Section 2: Intersections
This section refers to at-grade intersections. Intersections are the most complex transportation elements. Because there is crossing traffic and numerous potential turning movements, intersections account for a majority of all traffic accidents. For this reason landscape and aesthetics development in an intersection requires careful consideration to ensure that safety is not compromised. Issues affecting aesthetics and design of intersections are:
- high concentration of visual information in the form of signage, signals, off-site activities, and advertising
- complex patterns of shade, shadow, and reflection
- placement of design elements
- pedestrian movements (including bicycle)
- future off-site development
- aesthetics of intersections
The visibility of intersections must never be compromised. A sight triangle that allows full view of crossing and oncoming traffic must be provided for all turning movements at an intersection. (Refer to Figure 2-12.) The exact dimensions of the site triangle are a function of highway function and speed. (See the Roadway Design Manual, Chapter 2, Section 5 for specific guidelines.)
Since traffic slows at intersections, development and design detail are more visible and appropriate aesthetic treatment becomes more important.Anchor: #i1002655
Concentration of Visual Information
Intersections have high concentrations of visual information in the form of traffic signs, signals, other commercial signs and icons (see Figures 4-59 through 4-61). This visual confusion can lead to driver disorientation and may increase the potential for mistakes that lead to accidents. Where possible designers should use landscape and aesthetics tools to reduce the visual complexity at intersections. It is not always possible to simply screen out objectionable background elements, particularly in commercial areas. In these areas designers should focus on the use of visual contrasts in material textures and colors to make the functional components of the highway intersection visually prominent.
Figure 5-1. Addition of color to highlight the traffic island enhances visual character of the scene.Anchor: #i1002678
Shade, Shadow, and Reflection
The structures, signs, and other hardware associated with an intersection interact with the quality of light and cast a variety of light, shade, and shadow patterns on an intersection. These patterns of light and dark shift depending on the time of day and the amount and angle of natural or artificial light.Anchor: #i1002688
Placement of Design Elements
Many times the placement of design elements can add to the overall visual complexity and contribute to other types of hazards at intersections.
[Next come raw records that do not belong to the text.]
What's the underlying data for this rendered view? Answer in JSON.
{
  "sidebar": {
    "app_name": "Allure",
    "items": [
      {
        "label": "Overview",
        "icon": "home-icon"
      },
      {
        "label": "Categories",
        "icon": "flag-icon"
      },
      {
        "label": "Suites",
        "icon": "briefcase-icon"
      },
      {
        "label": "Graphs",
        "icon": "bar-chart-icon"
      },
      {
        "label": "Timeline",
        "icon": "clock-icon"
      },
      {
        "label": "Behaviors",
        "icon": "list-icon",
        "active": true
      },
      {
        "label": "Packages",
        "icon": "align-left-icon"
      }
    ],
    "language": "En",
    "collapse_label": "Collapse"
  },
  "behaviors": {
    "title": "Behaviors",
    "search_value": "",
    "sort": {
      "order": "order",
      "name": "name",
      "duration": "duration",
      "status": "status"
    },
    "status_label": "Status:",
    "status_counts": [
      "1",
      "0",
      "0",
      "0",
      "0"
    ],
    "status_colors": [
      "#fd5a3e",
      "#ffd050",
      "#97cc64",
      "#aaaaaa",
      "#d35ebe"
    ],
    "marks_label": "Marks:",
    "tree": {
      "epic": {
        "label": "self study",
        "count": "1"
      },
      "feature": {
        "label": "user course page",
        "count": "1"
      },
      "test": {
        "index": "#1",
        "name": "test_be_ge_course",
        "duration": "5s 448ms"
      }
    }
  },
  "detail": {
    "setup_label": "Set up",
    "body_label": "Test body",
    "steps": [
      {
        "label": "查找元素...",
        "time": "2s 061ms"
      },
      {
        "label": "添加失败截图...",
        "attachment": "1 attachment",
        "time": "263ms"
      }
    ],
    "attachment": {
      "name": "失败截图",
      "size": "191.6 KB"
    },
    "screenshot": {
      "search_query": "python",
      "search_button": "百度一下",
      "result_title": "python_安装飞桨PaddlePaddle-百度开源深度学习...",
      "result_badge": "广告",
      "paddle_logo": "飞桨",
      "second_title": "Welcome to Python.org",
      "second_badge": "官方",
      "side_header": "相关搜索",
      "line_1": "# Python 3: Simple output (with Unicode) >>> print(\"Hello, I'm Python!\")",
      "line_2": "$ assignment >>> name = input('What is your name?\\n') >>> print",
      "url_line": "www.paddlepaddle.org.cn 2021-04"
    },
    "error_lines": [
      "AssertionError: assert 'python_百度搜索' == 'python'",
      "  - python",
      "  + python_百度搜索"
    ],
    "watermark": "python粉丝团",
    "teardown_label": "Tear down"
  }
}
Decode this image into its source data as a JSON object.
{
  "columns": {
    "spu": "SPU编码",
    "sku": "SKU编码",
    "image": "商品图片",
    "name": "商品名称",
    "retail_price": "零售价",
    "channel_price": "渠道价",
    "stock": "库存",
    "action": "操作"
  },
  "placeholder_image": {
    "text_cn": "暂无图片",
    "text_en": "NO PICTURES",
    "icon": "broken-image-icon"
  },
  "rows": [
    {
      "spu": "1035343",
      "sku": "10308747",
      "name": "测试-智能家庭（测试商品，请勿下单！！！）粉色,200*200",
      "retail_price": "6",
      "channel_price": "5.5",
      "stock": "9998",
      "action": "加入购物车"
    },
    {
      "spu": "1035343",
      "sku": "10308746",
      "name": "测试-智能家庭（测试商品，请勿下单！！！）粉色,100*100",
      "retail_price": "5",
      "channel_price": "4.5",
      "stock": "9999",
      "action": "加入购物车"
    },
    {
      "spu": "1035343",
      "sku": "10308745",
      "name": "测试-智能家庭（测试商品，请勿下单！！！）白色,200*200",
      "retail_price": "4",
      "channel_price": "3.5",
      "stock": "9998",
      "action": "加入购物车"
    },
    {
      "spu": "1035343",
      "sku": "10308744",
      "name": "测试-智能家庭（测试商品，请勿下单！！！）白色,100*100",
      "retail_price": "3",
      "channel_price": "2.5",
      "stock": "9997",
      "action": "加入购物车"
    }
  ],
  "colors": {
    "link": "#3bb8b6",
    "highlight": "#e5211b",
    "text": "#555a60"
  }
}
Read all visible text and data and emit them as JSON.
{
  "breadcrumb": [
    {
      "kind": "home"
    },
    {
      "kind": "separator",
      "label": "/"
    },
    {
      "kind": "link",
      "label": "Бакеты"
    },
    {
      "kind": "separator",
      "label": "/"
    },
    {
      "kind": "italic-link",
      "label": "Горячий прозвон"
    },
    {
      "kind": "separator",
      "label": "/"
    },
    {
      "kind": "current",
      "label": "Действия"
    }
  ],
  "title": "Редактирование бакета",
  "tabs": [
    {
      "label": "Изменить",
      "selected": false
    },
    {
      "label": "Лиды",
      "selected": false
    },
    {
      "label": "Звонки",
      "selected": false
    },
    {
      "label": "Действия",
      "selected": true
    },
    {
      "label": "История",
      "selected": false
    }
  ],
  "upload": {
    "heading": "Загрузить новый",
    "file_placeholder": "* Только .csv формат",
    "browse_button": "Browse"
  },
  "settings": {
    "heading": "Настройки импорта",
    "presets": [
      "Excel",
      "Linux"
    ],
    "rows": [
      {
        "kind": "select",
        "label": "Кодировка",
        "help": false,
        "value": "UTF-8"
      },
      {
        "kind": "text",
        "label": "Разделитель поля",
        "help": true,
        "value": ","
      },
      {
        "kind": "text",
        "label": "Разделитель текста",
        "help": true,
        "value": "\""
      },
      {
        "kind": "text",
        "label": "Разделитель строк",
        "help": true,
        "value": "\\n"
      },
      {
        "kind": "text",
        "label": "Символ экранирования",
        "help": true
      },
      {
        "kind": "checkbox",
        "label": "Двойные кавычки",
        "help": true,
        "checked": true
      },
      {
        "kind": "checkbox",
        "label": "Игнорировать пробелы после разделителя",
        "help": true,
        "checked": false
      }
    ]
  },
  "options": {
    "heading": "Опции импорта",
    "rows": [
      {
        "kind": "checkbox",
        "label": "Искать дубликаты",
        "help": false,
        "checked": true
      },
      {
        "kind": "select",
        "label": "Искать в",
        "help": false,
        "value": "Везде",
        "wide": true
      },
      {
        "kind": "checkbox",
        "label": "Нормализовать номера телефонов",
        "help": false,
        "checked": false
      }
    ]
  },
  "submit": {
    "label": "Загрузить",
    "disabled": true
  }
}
For example, the use of evergreen trees with dense canopies will shade the pavement in winter, resulting in conditions which contribute to icing of the intersection.Anchor: #i1002698
- Use color or texture changes to highlight pedestrian lanes.
- Check that no elements hide pedestrians near cross-walks.
- Provide visible, vertical separation such as curbs between pedestrians and the travel lane.
- Use ample lighting for pedestrian and bicycle areas.
Future Off-Site Development
Design all intersections, including those in undeveloped areas, to include room for future addition of pedestrian access. This may include wider medians or traffic islands. Leave ample space in islands between the curb and any bridge columns and barrier devices.Anchor: #i1002733
Accessibility for maintenance must also be considered. If a development cannot be maintained it will become an aesthetics liability. Likewise the high level of activity at intersections can make maintenance activities very dangerous to crews and highway users. Landscape and aesthetics goals must be balanced against considerations of long term maintenance.
Figure 5-2. Areas that are difficult to maintain may lead to a negative visual character for an entire corridor.Anchor: #i1002753
Aesthetics of Intersections
The aesthetics goal within intersections should focus on ensuring visibility and clarity of traffic-related activities. Several design techniques are available to meet this goal.
- Use contrasting textures and colors to visually mark different zones of activity such as cross-walks and islands.
- Maintain and enhance lines of sight through the intersection.
- Select plant materials that will not obstruct critical views as they mature.
- Maintain appropriate setbacks for plantings or screening structures.
- Provide a neutral visual background to the intersection where possible.
Landscape and aesthetics considerations must be maintainable. Weeds and collected road debris will reduce the aesthetic quality.
- Where turf is used as the primary roadside surface, be sure that there is safe, direct access for mowing machinery.
- Bedded plant materials must be accessible for weed control
Use aesthetic elements to reduce the visual complexity of an intersection. Visual complexity can be reduced by:
- dividing the travel sequence into visual segments with screens set perpendicular to the driving lanes
- providing visual background that helps the structural and operational features of the intersection to be interpreted more easily
- screening distracting views
Select and place plant materials so that they will not interfere with views to the intersection.
- Plants should help focus the view on the intersection.
- Plants should be selected and placed so that they will not block views of the intersection when mature. For example, high branching trees are preferred over trees that tend to branch close to the ground.
- Shrubs should be avoided within the appropriate sight triangle at an intersection.